- A 30-second commercial during the first championship game cost $42,000 which translates into $301,000 today. A 30-second commercial during this year’s game starts at $5 million and could go higher, depending on its placement during the game.
- The most money ever spent on a single ad was the $12.4 million Chrysler spent on their 2011 “Imported from Detroit”two-minute commercial. Some people criticized Chrysler for spending that much on a single ad. However, Chrysler’s sales shot up 50 percent, and Detroit got a welcome boost in morale and image across the country.
- With a few exceptions, Super Bowl commercials went generally unnoticed until the groundbreaking “Big Brother” spot during the 1984 Super Bowl for Apple’s Macintosh computer. Many Madison Avenue executives believe this spot revolutionized the ad industry. In fact, it’s still studied in collegiate marketing classes even today. Despite being the most recognized and memorable TV ads ever made, the spot ran just the one time.
Super Bowl food
Super Bowl Sunday is the second-highest food consumption day of the year in America behind Thanksgiving. Experts estimate that Americans consume 325.5 million gallons of beer and 1.25 billion chicken wings during the Super Bowl.

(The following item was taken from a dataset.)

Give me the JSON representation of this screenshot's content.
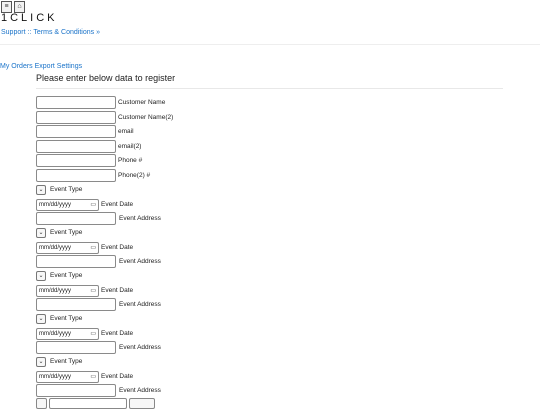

According to the Daily Meal, these are the ten most popular Super Bowl party foods ranked from tenth-place to first:
10. Potato Skins
9. Jalapeno Poppers
8. Pigs in a Blanket
7. Deviled Eggs
6. Pulled Pork sandwiches
3. Chicken Wings
And the #1 favorite Super Bowl food is … PIZZA!
So there is your guide to the Super Bowl you can use to impress someone at your boss’ party. Just remember to not bet your boss on your new-found knowledge because, like the New England Patriots, bosses hate to lose.